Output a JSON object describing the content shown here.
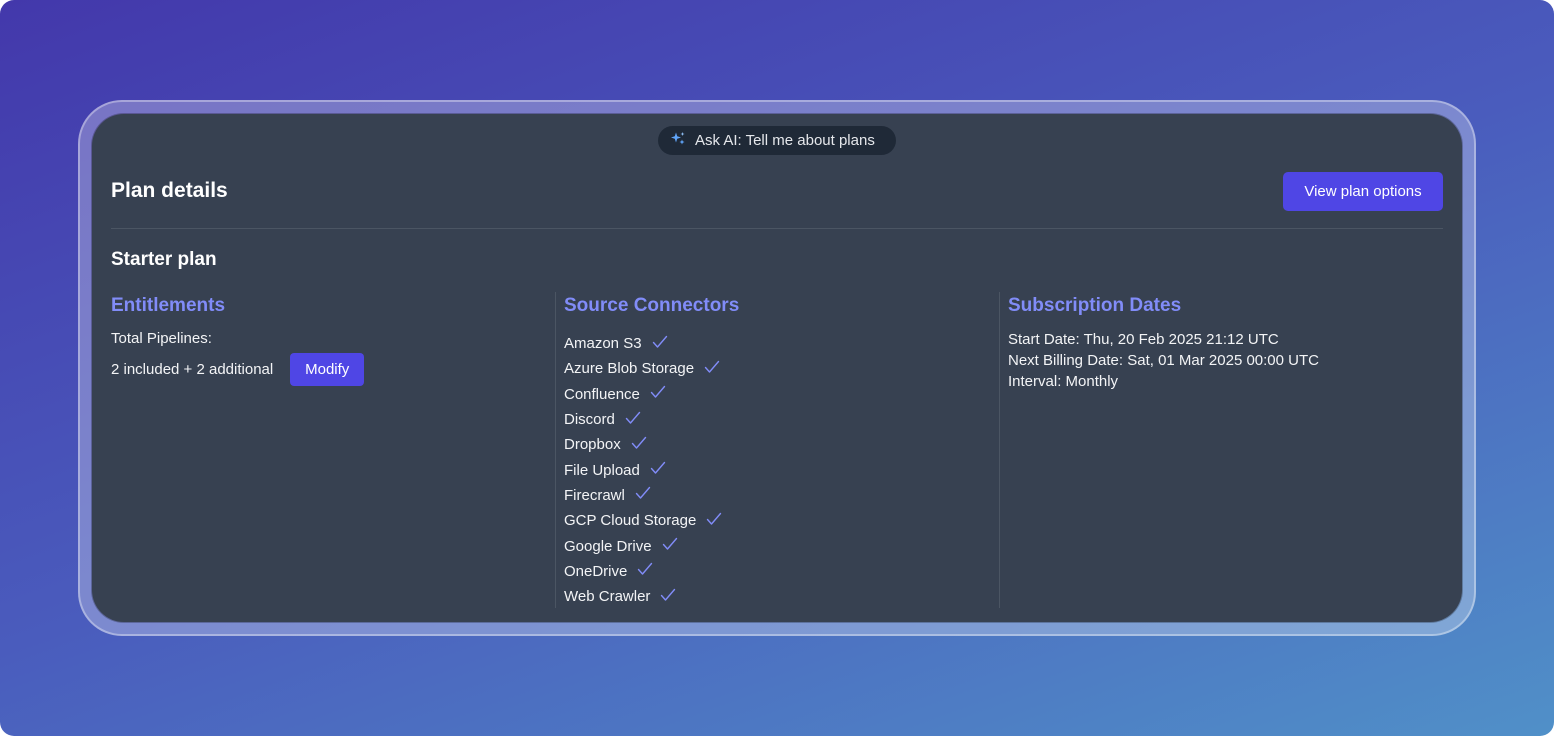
{
  "ask_ai": {
    "label": "Ask AI: Tell me about plans",
    "icon": "sparkles-icon"
  },
  "header": {
    "title": "Plan details",
    "view_options_label": "View plan options"
  },
  "plan": {
    "name": "Starter plan"
  },
  "entitlements": {
    "heading": "Entitlements",
    "pipelines_label": "Total Pipelines:",
    "pipelines_value": "2 included + 2 additional",
    "modify_label": "Modify"
  },
  "connectors": {
    "heading": "Source Connectors",
    "items": [
      "Amazon S3",
      "Azure Blob Storage",
      "Confluence",
      "Discord",
      "Dropbox",
      "File Upload",
      "Firecrawl",
      "GCP Cloud Storage",
      "Google Drive",
      "OneDrive",
      "Web Crawler"
    ]
  },
  "subscription": {
    "heading": "Subscription Dates",
    "start_date": "Start Date: Thu, 20 Feb 2025 21:12 UTC",
    "next_billing": "Next Billing Date: Sat, 01 Mar 2025 00:00 UTC",
    "interval": "Interval: Monthly"
  },
  "colors": {
    "accent": "#4f46e5",
    "heading_accent": "#818cf8",
    "card_bg": "#374151"
  }
}
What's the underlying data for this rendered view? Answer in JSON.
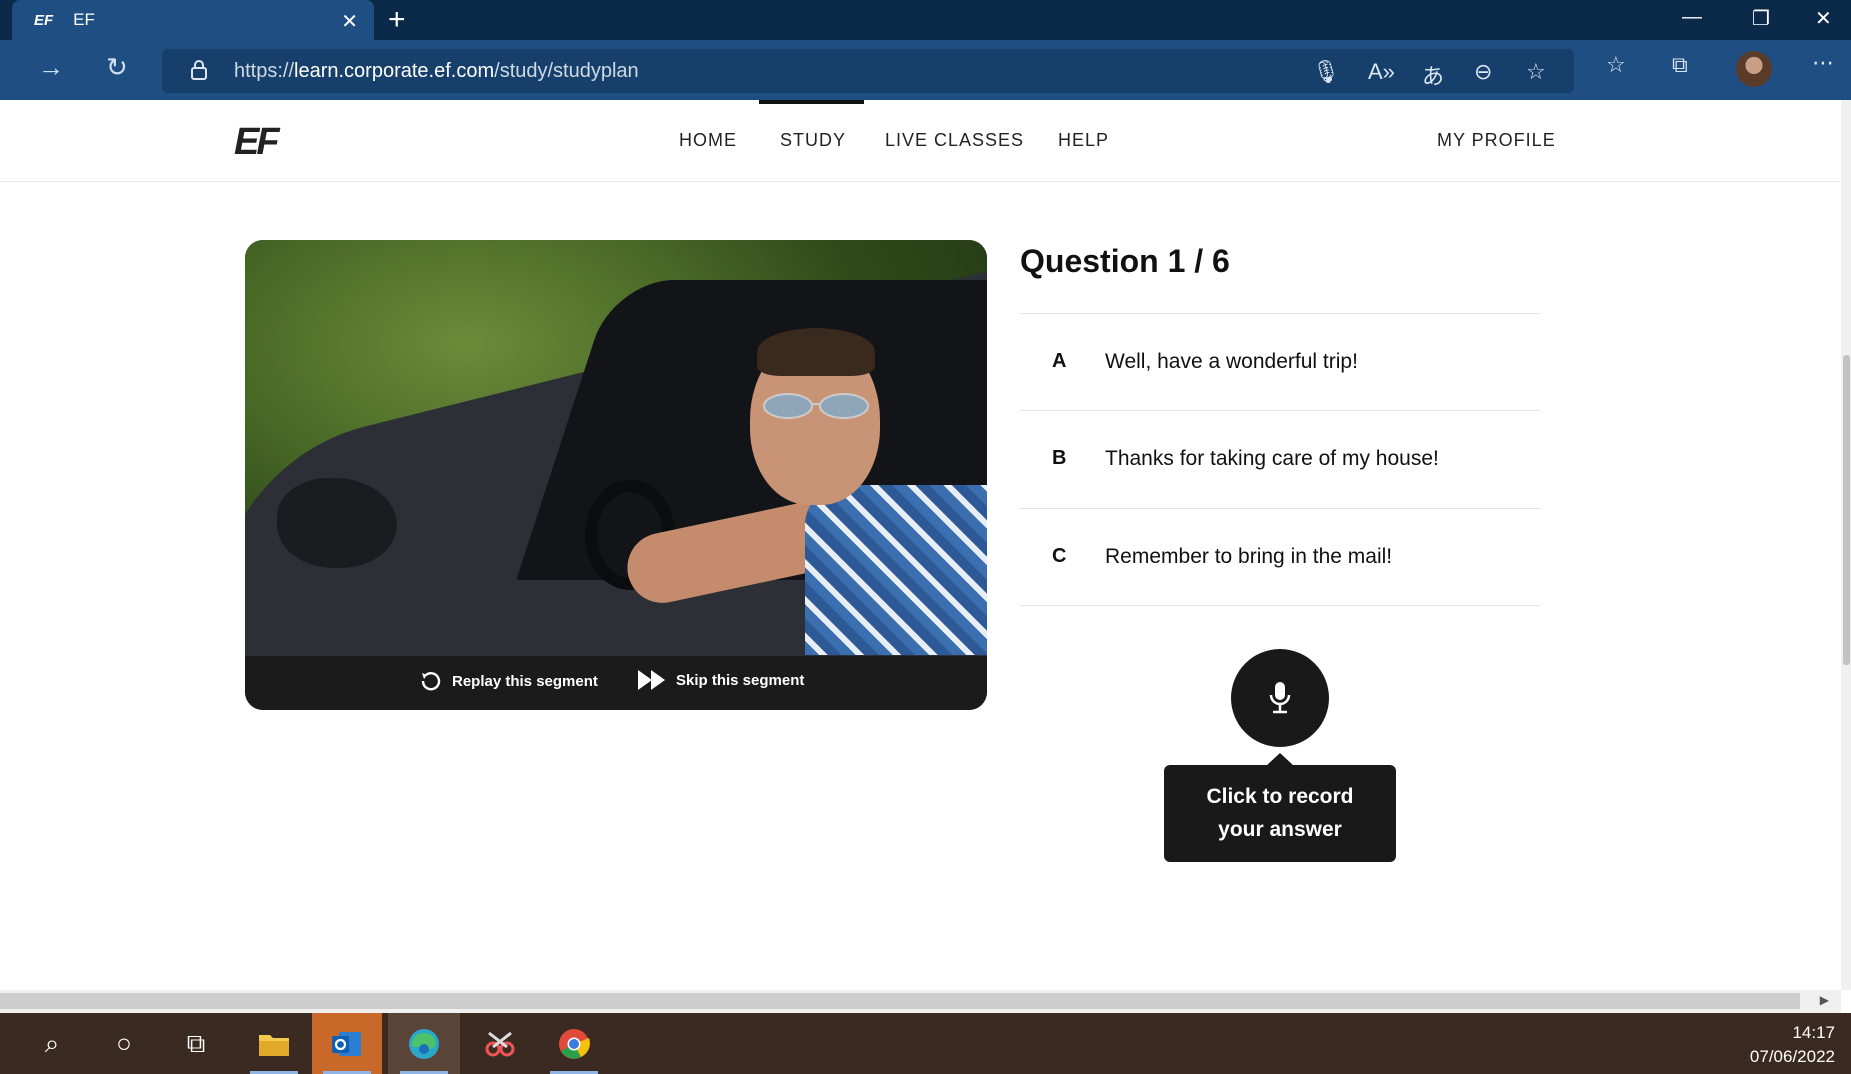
{
  "browser": {
    "tab_title": "EF",
    "tab_favicon": "EF",
    "url_prefix": "https://",
    "url_domain": "learn.corporate.ef.com",
    "url_path": "/study/studyplan"
  },
  "site": {
    "logo": "EF",
    "nav": [
      "HOME",
      "STUDY",
      "LIVE CLASSES",
      "HELP"
    ],
    "active_nav": "STUDY",
    "profile": "MY PROFILE"
  },
  "video": {
    "replay_label": "Replay this segment",
    "skip_label": "Skip this segment"
  },
  "question": {
    "title": "Question 1 / 6",
    "options": [
      {
        "letter": "A",
        "text": "Well, have a wonderful trip!"
      },
      {
        "letter": "B",
        "text": "Thanks for taking care of my house!"
      },
      {
        "letter": "C",
        "text": "Remember to bring in the mail!"
      }
    ],
    "record_tooltip_line1": "Click to record",
    "record_tooltip_line2": "your answer"
  },
  "taskbar": {
    "time": "14:17",
    "date": "07/06/2022"
  },
  "colors": {
    "chrome_dark": "#0b2a4a",
    "chrome_toolbar": "#1f4f82",
    "dark_button": "#191919",
    "taskbar": "#3a2a22"
  }
}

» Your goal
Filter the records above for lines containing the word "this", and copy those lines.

» Completed exercise
What's the underlying data for this rendered view? Answer in JSON.
    "replay_label": "Replay this segment",
    "skip_label": "Skip this segment"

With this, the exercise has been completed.